TRANSMEDIA: Experience Design

Learners move seamlessly from reading a book to examining and evaluating web-based content to taking digital camera photos to holding an online discussion. How will you guide the learner so they don’t get lost? How do you help users wove together and interconnect the resources and tools?

Needs Assessment

  • What do students need to be able to know, communicate and do?
  • How can learners demonstrate knowledge and skills through communication, creation, and/or collaboration?
    • Game: points, awards
    • Checklist: process activities
    • Rubric: quality elements
    • Solution
  • What are the most difficult elements to understanding? What approach will facilitate learning these elements?
    • If learners need a context, think about narrative
    • If learners need examples, think about different paths
    • If learners need practice, consider different paths
    • If learners need differentiation… incorporate options to meet needs

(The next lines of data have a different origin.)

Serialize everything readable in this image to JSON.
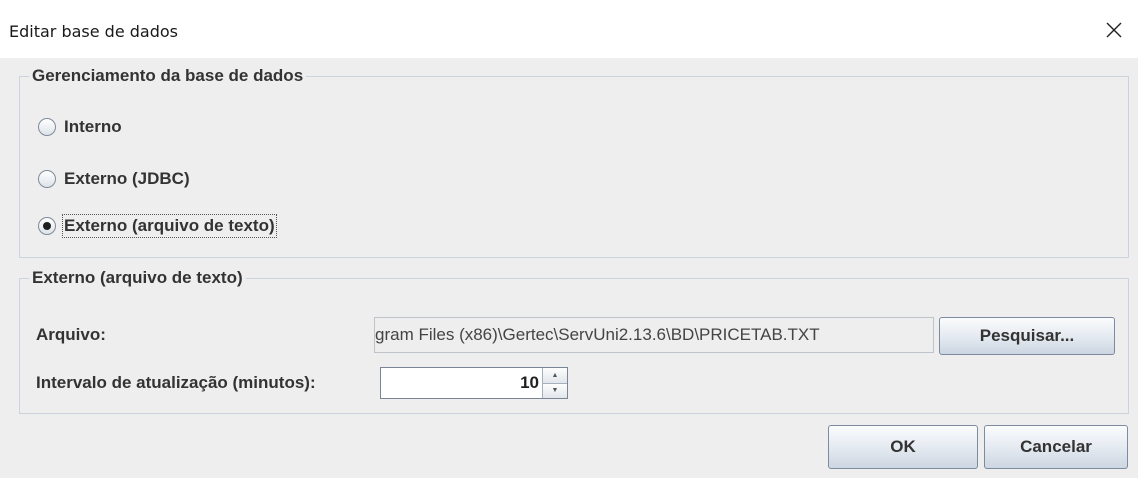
{
  "window": {
    "title": "Editar base de dados",
    "close_icon": "close-icon"
  },
  "management": {
    "legend": "Gerenciamento da base de dados",
    "options": [
      {
        "label": "Interno",
        "checked": false
      },
      {
        "label": "Externo (JDBC)",
        "checked": false
      },
      {
        "label": "Externo (arquivo de texto)",
        "checked": true
      }
    ]
  },
  "external_text": {
    "legend": "Externo (arquivo de texto)",
    "file_label": "Arquivo:",
    "file_path_visible": "gram Files (x86)\\Gertec\\ServUni2.13.6\\BD\\PRICETAB.TXT",
    "browse_label": "Pesquisar...",
    "interval_label": "Intervalo de atualização (minutos):",
    "interval_value": "10"
  },
  "footer": {
    "ok_label": "OK",
    "cancel_label": "Cancelar"
  },
  "colors": {
    "dialog_bg": "#eeeeee",
    "group_border": "#cdd3dc",
    "button_border": "#7c8ba0"
  }
}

Approach to Experience

  • What do you want students to do during this experience? What active role will they play in learning?
    • Controlled
    • Guided
    • Free
  • A combination of approaches may be useful
    • Story/Journey-based
    • Inquiry-based
    • Place-based
    • Object-based
    • Artifact-based
    • Problem-based
    • Project-based
    • Challenge-based
    • Simulation-based
    • Game-based

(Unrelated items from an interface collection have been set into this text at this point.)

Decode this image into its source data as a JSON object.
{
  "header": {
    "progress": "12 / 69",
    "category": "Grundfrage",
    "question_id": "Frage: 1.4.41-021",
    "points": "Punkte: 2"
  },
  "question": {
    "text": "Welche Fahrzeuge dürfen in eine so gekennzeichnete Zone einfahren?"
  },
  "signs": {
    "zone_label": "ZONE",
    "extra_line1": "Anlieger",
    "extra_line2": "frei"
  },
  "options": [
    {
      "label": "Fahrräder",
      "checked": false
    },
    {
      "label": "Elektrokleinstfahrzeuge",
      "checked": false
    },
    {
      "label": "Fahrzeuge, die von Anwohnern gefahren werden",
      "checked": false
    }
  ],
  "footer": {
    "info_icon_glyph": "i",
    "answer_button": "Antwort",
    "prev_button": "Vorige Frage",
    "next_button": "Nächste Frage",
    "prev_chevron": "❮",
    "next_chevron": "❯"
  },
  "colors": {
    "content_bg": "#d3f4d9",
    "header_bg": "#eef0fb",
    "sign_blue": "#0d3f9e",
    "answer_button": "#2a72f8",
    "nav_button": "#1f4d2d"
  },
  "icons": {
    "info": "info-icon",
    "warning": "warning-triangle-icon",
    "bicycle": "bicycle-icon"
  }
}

Content Organization and Experience Structure

  • Entry Points. The front door is the obvious entry point for an experience. A dashboard, tent-pole, front-end, or starting point is used to jumpstart the experience. This might be a book, video, website, timeline, map, or artifact. It provides the main line of narrative for the experience. However, there may be other back doors that can be used to enrich the experience through background information, documentation, and social elements. Participants must be able to seemingly move within the system. The interface must be intuitive and easy-to-use. Often called the “rabbit hole,” projects often have a trigger site or event that leads participants into the story or gaming experience. The entry point may also have an introduction, teaser, or trigger that sparks interest, ignites the story… a url on a piece of paper, an announcement over a loud speaker, secret message, a video teaser.
    Technology: The entry could be created with a web page, PowerPoint links, Glogster page, or other tools. Create PowerPoint Frontends and stories rather than the web for Kids. Make them self-contained.
    Spectrum: Basic Front Door to Many Entry and Exit Points
    Example: WebRangers from National Park Service
  • Content Components. The story universe consists of a narrative explored through the plot, settings, theme, conflict, point of view, and characters. It may also include background information, learning sequences, and other resources to help participants understanding and enjoy the experience. Allow the elements to wrap-around a focal point such as a video, book, or compelling narrative. Narratives may be static or metamorphic; changing and adapting based on developer or audience decisions. The key is quality storytelling. A deep, compelling story is more important than a superficial tale with bells and whistles.
    Spectrum: Single Narrative to Complex Story Universe
  • Organizational Structure. Access to the content components may be flexible or highly structured. The timing of access may be linear, non-linear, parallel, or even simultaneous. On other words, participants may experience the content in a specific sequence or have access to various elements based on user choices or developer presentation. In many gaming situations, participants follow a puzzle trailer. One puzzle (i.e., activity, website, email) leads to another (i.e., question, location, reading).
    Spectrum: Linear to Non-linear Access
  • Participatory Elements. Participation involves engagement with the audience. In some situations, the user may passively follow a storyline, in others participants may play an active role making decisions, interacting with characters, contributing content, solving problems, or collaborating with other explorers. Participants may be involved on different levels
    • Individual Involvement
    • Human-Technology Interactivity
    • Creation and Communication
    • Cooperation and Collaboration
    • Extension and Evolvement
    Structure: clues, choices, real-world activities (break fourth wall)
    Spectrum: No involvement to Active Engagement


Go to the next section: Skills.

| Overview | The Wave | Defined | An Experience | Elements | Content| Design | Skills | Fluid |